  • NAVARATNAM, P.; EDUARDO, R.; URDANETA; MCLAUGHLIN, J.; HOWARD, S.; FRIEDMAN. Comparative effectiveness of mometasone furoate inhalation powder versus beclomethasone dipropionate hydrofluoroalkane aerosol in the treatment of controller-naive patients with mild, persistent asthma free to view. Chest, v.136, n.4, p.85-95, 2009.
  • NAVE, R.; FISHER, R.: MCCRACKEN, N. In vitro metabolism of beclomethasone dipropionate, budesonide, ciclesonide, and fluticasone propionate in human lung precision-cut tissue slices. Respiratory Res., v.8, p.65, 2007.
  • SEPURI, A.; MARAVAJHALA, V. Cunninghamella: a microbial model for drug metabolism studies: a review. Biotechnol. Adv.,v.27, p.16-29, 2009.
  • TONG, W.Y.; DONG, X. Microbial biotransformation: recent development on steroid drugs. Recent Pat. Biotechnol., v.3, p.141-153, 2009.
  • VAN LEUSEN, D.; VAN LEUSEN, A.M. Synthesis of triamcinolone acetonide from 9-hydroxy-3-methoxy-17-(2-methoxy-3-oxazolin-4-yl)androsta-3,5,16-triene. J. Org. Chem., v.59, p.7534-7538, 1994.
  • WÜRTHWEIN, G.; ROHDEWALD, P. Activation of beclomethasone dipropionate by hydrolysis to beclomethasone-17-monopropionate. Biopharm. Drug Dispos., v.11, n.5, p.381-394, 1990.
  • ZAFAR, S.; YOUSUF, S.; KAYANI, H.A.; SAIFULLAH, S.; KHAN, S.; AL-MAJID, A.M.; CHOUDHARY, M.I. Biotransformation of oral contraceptive ethynodiol diacetate with microbial and plant cell cultures. Chem. Cent. J., v.6, p.109, 2012

Publication Dates

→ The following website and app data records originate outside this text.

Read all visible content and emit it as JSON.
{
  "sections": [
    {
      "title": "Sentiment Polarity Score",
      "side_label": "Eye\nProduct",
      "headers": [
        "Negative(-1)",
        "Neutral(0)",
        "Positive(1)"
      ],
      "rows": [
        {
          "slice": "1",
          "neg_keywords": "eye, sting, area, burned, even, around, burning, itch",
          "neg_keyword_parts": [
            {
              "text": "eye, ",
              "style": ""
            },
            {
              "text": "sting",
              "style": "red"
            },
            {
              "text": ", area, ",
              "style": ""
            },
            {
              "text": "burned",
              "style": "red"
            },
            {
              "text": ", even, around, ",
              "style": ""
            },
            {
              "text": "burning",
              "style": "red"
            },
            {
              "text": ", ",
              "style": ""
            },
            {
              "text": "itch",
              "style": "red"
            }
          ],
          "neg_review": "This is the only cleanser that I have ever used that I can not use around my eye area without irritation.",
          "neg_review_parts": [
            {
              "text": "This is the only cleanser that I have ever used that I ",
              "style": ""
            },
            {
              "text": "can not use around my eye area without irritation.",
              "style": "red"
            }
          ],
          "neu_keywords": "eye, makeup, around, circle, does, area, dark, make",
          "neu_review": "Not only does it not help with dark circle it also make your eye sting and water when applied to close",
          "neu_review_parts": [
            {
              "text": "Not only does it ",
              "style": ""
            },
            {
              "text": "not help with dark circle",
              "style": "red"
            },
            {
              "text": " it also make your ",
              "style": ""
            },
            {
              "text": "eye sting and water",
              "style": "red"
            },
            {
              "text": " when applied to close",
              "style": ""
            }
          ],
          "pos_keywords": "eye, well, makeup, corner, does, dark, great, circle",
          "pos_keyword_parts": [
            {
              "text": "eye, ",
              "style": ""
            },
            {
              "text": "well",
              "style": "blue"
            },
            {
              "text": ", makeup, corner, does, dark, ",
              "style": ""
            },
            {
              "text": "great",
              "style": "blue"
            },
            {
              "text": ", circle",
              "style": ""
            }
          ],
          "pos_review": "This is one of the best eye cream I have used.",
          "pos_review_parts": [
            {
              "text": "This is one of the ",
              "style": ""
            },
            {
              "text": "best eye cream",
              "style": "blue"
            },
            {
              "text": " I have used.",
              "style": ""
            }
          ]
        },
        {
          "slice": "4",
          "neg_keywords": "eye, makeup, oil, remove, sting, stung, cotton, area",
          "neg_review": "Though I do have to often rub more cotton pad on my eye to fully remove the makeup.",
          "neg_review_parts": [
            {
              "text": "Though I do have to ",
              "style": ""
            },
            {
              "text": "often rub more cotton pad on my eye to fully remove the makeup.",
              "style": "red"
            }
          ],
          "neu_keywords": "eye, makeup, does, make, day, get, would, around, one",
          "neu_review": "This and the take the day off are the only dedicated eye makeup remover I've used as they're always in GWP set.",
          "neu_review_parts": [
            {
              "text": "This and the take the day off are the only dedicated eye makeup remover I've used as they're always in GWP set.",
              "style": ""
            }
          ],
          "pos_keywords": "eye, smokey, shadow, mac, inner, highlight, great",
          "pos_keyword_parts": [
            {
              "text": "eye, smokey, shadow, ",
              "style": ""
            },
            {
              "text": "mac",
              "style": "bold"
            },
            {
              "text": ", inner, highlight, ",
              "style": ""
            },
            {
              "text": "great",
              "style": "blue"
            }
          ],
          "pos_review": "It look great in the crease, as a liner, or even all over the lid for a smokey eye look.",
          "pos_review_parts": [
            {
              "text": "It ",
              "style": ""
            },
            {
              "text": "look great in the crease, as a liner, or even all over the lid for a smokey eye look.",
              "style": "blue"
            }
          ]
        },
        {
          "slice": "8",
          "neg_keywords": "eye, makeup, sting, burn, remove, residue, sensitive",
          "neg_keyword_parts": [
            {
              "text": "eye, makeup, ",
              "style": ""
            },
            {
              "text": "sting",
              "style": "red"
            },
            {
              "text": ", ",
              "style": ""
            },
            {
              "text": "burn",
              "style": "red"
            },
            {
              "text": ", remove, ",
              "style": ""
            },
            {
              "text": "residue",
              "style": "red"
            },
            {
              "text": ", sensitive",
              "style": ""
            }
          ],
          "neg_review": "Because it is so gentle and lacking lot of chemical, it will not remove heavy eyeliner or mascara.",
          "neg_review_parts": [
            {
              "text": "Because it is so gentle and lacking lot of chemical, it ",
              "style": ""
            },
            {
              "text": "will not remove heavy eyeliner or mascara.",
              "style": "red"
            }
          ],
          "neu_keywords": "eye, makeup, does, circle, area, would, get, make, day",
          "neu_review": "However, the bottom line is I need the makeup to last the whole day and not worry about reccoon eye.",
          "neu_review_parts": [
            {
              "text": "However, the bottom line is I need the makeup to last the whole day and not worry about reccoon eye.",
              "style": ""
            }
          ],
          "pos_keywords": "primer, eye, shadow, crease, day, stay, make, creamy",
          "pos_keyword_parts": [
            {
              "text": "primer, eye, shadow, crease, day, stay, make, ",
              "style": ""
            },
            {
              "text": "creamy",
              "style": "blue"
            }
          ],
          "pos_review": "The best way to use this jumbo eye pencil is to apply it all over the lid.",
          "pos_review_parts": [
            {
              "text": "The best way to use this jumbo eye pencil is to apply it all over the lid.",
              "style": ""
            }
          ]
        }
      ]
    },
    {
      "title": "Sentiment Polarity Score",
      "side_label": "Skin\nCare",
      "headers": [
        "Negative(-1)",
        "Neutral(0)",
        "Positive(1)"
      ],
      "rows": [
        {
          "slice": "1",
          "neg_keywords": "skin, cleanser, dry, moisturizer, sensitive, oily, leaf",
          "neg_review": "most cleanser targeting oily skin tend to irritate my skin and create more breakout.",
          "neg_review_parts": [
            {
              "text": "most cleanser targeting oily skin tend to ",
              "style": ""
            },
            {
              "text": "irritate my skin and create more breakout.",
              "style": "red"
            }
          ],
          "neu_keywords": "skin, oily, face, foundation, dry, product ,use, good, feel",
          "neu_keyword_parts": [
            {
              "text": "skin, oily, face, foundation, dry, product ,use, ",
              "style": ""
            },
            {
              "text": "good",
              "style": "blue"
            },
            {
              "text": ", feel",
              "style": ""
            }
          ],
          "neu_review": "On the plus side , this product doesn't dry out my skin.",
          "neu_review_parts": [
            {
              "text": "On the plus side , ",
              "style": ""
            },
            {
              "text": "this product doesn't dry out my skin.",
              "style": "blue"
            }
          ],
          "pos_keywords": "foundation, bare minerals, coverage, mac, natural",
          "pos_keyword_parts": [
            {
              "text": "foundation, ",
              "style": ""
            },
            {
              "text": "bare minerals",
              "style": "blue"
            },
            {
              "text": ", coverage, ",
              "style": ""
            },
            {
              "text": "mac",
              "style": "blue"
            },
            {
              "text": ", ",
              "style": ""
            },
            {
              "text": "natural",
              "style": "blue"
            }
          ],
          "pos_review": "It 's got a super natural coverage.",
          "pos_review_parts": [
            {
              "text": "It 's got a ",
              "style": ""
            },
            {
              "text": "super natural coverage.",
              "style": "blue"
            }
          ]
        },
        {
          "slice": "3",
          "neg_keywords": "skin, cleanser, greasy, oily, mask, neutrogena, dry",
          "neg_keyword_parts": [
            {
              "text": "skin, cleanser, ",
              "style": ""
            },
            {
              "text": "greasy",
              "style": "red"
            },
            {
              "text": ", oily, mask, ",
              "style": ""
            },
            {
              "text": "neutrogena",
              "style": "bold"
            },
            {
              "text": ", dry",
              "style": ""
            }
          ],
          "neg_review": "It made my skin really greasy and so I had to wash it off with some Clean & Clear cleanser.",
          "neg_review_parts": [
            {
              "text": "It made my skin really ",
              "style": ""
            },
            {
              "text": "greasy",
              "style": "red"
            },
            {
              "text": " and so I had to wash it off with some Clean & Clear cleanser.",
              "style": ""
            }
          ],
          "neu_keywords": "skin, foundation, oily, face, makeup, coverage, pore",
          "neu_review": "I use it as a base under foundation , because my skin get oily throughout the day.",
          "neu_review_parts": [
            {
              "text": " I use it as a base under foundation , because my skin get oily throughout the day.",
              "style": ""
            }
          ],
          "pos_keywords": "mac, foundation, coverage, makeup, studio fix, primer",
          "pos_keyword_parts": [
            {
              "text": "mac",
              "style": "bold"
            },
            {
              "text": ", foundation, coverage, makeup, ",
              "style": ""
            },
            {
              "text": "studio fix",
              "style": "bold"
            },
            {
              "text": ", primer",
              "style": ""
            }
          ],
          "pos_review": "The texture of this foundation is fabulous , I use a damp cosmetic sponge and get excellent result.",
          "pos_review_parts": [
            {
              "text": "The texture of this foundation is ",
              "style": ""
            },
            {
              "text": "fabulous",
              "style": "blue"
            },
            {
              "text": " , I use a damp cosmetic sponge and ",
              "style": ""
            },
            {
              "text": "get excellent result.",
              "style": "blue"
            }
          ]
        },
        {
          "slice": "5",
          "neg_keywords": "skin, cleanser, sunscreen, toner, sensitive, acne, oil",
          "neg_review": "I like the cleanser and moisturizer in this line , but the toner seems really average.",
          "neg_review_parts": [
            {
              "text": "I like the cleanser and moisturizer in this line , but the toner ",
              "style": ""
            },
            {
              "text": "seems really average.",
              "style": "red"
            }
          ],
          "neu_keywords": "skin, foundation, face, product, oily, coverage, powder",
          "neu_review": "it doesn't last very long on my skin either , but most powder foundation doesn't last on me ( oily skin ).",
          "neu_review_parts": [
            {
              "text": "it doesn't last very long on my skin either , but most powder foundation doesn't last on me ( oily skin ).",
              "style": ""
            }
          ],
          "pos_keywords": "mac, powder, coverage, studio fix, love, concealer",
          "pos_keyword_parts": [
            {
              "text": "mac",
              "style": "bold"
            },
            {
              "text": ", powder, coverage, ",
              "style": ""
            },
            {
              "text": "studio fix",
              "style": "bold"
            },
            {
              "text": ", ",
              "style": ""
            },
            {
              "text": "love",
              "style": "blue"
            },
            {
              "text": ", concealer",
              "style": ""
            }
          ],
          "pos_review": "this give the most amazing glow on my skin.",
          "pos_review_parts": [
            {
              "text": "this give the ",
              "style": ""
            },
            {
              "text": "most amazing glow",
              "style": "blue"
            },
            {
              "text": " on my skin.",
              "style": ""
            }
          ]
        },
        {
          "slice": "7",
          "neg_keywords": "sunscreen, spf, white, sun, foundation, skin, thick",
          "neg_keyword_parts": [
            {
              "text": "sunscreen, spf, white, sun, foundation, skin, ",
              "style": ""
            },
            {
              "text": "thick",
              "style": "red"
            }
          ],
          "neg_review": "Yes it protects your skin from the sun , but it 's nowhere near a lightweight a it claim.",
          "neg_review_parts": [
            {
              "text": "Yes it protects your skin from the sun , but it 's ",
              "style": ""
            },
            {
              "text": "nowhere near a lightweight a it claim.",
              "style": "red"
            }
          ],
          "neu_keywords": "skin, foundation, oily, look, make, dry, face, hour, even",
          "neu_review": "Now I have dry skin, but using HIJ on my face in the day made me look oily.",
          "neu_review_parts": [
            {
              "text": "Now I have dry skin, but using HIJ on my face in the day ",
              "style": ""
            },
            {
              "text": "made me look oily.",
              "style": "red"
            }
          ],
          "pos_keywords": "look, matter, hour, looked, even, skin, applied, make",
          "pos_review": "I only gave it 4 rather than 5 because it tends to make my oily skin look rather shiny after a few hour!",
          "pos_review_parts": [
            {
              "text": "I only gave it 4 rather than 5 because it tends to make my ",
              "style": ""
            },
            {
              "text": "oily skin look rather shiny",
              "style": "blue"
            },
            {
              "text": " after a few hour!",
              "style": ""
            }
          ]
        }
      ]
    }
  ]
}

  • Publication in this collection
    Oct-Dec 2014

History

  • Received
    20 June 2013
  • Accepted
    16 Dec 2013
Universidade de São Paulo, Faculdade de Ciências Farmacêuticas Av. Prof. Lineu Prestes, n. 580, 05508-000 S. Paulo/SP Brasil, Tel.: (55 11) 3091-3824 - São Paulo - SP - Brazil
E-mail: bjps@usp.br